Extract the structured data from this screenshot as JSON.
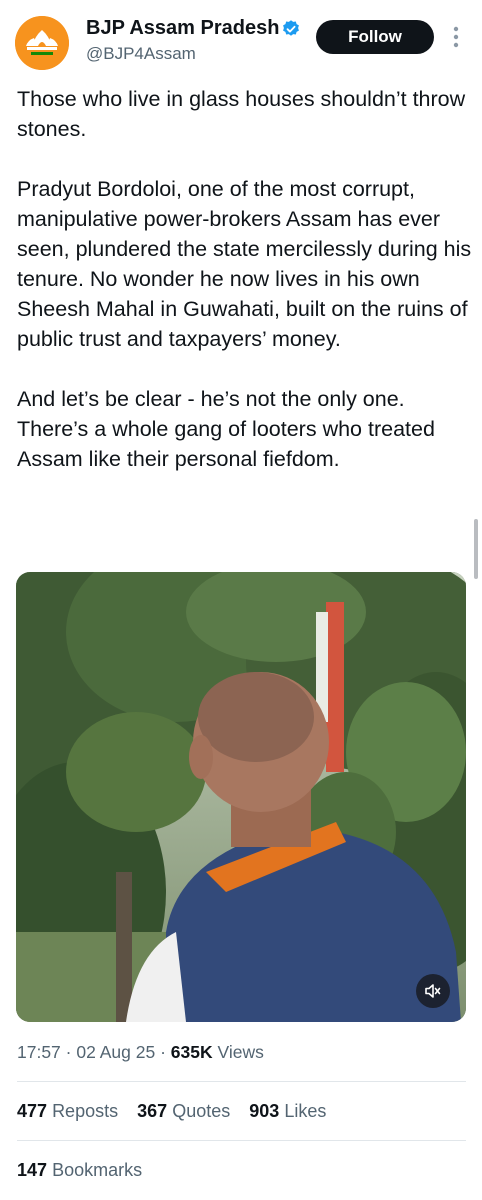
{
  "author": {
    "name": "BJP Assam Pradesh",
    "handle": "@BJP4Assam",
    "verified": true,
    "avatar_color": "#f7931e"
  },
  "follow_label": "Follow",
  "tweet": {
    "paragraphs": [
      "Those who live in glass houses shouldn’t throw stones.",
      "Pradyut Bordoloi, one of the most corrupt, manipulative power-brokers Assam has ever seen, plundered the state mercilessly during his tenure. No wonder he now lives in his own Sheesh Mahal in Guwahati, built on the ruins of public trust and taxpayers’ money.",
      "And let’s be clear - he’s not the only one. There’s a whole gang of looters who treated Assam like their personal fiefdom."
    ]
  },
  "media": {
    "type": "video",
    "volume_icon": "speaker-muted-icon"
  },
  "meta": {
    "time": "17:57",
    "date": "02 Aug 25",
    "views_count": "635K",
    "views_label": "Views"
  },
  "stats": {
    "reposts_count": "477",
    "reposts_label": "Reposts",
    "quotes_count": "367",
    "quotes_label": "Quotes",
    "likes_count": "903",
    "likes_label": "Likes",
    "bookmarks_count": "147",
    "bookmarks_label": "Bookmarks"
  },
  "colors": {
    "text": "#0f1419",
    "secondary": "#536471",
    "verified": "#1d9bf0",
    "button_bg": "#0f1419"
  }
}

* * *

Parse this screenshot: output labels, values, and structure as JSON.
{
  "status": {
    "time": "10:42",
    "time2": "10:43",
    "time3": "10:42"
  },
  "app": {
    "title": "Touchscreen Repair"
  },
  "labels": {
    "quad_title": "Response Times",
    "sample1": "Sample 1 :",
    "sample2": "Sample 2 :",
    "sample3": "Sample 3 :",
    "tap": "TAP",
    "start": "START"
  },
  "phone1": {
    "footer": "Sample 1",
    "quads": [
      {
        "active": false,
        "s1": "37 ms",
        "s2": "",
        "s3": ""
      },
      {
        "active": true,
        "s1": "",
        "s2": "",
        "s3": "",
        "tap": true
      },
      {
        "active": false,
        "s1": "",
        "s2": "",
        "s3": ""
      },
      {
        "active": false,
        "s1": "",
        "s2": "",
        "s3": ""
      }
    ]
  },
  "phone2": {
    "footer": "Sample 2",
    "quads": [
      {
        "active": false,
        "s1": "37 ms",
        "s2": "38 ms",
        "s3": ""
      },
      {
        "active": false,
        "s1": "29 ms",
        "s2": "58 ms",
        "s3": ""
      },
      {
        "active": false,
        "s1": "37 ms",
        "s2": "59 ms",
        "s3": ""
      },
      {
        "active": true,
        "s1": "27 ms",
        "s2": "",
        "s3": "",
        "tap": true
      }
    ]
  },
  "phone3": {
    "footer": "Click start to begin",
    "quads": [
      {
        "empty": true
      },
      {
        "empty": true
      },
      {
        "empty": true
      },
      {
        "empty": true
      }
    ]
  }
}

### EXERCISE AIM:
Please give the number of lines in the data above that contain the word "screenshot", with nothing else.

### WRITTEN RESPONSE:
2